Is the difference parallel to that between "food safety" and "food ...
Just read. Read a lot. Read about a wide variety of topics. Thinking about what qualifies here, I'd start with periodicals. Newspapers and magazines are released regularly and often have diverse topics to cover. If you're looking for a completely free answer, try a news site online. NPR and AP are both factual sources. The more you read, the more likely you ...
The two words have the same meaning in this context.
"Observe" is slightly more formal in register. It's also a little more general, in that we can observe rules, conventions or advice, but "obey" really only applies to definite commands (including rules).
(This is a UK perspective; usage may differ elsewhere in the world.)
To gorge on something is eating a lot of it at high speed. Gorging on something gives the image of stuffing your face so much that your cheeks or belly are bulging out and you keep stuffing more in. Compare with the word "engorged", which means full to bursting. "Power eating" competitions are all about gorging.
To binge on something is ...
The proper term for this action is one you have already used—relocation, which has the connotation of forced relocation.

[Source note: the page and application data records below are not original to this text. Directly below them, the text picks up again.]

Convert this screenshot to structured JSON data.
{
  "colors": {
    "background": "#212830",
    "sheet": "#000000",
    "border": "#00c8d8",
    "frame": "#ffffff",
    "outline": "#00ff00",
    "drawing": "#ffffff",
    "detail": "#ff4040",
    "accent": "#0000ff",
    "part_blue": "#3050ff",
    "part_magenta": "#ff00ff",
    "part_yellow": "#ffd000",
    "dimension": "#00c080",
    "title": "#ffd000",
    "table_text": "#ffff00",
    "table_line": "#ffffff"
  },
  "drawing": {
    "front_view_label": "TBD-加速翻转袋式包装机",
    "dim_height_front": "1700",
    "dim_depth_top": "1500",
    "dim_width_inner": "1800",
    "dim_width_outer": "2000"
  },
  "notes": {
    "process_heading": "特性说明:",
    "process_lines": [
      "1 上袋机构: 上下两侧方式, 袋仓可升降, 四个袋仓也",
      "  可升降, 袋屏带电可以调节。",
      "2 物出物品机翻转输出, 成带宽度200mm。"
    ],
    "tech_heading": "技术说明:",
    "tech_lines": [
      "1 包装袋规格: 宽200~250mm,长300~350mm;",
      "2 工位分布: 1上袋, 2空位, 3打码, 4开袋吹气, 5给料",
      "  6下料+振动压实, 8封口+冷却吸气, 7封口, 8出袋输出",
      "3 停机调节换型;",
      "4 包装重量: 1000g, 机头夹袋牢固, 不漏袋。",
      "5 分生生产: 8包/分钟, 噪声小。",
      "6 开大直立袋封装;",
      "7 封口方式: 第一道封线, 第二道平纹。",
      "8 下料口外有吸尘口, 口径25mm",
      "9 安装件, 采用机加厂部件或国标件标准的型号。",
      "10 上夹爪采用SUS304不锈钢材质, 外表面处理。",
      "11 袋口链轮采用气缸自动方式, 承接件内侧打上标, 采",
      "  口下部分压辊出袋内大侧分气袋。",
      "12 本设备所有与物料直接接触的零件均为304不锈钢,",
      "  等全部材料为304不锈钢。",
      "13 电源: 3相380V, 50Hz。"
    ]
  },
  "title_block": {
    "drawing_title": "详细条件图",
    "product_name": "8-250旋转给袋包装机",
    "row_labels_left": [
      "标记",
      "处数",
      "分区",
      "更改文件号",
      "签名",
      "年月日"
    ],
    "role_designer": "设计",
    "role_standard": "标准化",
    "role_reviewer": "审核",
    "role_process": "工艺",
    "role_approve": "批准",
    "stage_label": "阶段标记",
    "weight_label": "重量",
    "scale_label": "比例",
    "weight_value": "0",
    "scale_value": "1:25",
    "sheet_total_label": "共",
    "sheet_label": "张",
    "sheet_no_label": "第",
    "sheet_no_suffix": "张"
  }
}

You are correct that "evacuated" implies they were moved for their own safety. "Evicted" means they were forced out of their house, but does not mean that they were sent anywhere else in particular; "driven out&...